**Work item**: Every line below that has the word "default" counts once; report how many lines that makes, with no other words.

**Supplied information**:
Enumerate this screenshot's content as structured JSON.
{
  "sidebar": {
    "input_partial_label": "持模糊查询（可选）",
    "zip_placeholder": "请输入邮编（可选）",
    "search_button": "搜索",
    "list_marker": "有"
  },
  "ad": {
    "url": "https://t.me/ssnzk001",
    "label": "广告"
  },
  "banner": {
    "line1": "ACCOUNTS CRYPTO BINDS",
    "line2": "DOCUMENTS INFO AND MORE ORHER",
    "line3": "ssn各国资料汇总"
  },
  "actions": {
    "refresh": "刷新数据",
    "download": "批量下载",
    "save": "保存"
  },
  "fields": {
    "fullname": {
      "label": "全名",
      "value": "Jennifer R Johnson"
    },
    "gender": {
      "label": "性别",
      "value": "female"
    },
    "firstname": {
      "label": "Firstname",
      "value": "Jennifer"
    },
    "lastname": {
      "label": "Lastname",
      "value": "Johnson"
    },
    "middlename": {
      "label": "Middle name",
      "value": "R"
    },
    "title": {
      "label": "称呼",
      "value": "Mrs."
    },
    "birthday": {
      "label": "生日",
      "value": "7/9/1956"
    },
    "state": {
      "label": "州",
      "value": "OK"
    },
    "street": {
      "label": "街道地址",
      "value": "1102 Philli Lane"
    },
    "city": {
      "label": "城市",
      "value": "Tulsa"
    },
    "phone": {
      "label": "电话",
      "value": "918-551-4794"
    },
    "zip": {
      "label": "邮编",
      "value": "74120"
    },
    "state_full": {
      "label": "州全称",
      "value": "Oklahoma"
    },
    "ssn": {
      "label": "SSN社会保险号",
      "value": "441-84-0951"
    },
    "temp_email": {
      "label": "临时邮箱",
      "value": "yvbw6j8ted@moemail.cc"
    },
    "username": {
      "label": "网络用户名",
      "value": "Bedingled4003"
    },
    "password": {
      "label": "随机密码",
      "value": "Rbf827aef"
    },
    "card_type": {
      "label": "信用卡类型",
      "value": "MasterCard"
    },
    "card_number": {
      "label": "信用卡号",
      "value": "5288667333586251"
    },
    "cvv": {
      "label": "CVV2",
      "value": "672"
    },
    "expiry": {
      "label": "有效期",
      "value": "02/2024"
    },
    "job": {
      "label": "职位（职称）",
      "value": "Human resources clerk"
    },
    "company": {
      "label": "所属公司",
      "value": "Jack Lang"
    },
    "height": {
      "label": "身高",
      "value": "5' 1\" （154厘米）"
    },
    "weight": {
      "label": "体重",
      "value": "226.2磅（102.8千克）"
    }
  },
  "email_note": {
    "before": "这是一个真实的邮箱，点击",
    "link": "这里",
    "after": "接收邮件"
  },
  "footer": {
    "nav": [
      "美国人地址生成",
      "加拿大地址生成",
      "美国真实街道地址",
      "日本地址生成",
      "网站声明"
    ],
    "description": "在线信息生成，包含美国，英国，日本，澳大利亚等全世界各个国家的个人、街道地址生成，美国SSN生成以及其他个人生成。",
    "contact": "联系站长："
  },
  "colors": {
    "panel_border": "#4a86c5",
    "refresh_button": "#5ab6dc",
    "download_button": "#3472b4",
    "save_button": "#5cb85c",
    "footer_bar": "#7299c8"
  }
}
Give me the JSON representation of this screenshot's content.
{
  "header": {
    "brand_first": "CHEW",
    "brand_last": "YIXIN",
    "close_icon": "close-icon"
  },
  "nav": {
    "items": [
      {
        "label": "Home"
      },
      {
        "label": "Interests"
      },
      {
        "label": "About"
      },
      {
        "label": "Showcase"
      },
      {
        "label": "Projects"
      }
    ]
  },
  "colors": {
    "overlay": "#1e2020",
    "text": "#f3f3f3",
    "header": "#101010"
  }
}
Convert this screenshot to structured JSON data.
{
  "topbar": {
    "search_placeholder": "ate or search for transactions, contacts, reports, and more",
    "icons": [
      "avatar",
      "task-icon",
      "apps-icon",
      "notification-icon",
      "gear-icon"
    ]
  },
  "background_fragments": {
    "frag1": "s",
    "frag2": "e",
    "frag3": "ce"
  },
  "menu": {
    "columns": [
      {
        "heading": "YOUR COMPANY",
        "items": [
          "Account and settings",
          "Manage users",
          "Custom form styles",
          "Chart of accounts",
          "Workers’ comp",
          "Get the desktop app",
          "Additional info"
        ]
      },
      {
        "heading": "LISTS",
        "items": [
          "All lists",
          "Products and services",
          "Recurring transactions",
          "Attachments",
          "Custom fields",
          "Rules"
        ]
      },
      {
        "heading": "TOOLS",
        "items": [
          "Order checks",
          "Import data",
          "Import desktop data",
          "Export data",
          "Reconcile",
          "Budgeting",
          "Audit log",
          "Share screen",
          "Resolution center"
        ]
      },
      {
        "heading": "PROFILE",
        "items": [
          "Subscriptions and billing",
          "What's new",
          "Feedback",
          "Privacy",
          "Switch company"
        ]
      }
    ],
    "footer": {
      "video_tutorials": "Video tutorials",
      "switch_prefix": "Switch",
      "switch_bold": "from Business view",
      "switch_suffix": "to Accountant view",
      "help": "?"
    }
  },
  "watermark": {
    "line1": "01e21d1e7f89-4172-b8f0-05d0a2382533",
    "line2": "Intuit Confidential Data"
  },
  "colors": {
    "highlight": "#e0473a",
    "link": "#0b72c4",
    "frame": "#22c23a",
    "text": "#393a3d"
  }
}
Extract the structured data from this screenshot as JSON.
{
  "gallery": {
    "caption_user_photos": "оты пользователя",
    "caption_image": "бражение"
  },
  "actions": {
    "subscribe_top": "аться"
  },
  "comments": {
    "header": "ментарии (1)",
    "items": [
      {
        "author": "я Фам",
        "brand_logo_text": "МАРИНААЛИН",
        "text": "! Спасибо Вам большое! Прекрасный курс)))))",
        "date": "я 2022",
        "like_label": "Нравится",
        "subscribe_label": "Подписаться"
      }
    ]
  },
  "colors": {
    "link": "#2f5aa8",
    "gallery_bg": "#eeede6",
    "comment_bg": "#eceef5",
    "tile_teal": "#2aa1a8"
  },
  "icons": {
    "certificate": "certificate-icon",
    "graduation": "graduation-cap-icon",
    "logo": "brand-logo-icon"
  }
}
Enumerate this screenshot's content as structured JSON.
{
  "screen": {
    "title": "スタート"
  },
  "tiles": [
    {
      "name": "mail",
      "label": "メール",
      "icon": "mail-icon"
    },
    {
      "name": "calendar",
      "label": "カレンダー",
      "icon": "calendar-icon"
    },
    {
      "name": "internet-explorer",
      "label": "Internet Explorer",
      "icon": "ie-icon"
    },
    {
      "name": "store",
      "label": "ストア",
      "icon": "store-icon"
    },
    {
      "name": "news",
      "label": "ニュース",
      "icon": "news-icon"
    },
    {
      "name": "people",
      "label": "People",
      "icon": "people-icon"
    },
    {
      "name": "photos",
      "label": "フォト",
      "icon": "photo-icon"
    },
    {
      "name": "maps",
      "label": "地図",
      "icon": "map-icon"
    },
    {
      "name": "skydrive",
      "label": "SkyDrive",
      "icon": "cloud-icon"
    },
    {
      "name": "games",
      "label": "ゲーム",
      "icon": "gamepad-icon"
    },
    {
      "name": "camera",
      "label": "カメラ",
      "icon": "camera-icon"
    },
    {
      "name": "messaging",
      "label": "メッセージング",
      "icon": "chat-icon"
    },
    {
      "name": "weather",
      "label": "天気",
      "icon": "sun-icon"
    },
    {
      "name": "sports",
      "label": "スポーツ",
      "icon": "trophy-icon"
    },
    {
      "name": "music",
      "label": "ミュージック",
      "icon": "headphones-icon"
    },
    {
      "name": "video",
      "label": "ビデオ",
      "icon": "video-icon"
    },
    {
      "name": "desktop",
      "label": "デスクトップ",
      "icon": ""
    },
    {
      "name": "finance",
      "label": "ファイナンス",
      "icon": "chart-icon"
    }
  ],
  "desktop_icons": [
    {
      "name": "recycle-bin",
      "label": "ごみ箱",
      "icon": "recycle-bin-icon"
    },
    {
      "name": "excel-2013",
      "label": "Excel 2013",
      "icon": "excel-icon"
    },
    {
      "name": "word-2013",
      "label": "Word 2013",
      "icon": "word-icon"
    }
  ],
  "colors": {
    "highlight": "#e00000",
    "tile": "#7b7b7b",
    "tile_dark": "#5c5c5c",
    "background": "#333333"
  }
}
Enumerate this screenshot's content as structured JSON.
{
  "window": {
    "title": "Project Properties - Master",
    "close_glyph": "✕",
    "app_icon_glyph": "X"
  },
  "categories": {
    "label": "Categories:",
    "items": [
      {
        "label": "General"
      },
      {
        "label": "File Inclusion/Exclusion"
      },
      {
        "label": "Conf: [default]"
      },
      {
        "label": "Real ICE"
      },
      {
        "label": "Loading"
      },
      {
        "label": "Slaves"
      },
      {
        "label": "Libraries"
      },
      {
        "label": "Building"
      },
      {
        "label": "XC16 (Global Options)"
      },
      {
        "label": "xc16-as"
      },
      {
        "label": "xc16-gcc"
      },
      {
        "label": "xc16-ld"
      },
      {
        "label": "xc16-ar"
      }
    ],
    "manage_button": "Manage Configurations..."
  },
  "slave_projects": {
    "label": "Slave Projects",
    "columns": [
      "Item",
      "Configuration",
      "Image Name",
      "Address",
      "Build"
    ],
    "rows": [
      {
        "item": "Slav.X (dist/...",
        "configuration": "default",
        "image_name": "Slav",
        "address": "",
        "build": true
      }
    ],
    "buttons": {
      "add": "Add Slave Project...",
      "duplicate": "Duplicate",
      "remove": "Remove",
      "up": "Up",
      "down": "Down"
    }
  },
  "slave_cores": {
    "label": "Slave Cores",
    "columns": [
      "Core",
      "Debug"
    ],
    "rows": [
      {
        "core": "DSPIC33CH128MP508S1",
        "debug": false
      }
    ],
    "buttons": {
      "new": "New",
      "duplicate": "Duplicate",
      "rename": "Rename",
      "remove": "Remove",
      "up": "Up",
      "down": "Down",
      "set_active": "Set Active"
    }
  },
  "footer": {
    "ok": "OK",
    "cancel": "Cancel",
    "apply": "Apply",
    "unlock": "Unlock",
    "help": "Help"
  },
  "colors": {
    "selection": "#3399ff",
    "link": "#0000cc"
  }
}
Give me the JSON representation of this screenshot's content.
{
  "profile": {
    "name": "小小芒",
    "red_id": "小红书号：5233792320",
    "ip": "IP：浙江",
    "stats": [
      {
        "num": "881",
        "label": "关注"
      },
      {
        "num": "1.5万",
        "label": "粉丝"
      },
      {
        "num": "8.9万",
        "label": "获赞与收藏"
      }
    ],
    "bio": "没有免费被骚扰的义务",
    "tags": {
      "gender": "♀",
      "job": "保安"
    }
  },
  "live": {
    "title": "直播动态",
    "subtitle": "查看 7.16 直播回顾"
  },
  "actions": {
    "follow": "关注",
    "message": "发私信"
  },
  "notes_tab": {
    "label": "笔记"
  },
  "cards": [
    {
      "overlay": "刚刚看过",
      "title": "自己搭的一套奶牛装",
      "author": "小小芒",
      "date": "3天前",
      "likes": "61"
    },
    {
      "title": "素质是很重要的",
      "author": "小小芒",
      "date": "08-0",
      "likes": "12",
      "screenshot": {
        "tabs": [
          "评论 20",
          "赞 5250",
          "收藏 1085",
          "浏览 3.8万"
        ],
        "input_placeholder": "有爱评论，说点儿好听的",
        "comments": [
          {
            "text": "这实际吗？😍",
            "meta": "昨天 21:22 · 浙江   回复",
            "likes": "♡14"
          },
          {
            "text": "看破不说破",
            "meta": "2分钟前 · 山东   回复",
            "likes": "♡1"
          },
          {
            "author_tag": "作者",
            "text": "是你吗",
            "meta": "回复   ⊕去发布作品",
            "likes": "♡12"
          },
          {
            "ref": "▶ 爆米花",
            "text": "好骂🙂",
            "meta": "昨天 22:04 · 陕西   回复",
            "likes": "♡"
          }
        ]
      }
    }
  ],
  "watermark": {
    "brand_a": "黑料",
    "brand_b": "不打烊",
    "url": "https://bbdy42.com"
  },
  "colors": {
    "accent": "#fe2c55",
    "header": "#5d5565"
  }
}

**Response**: 2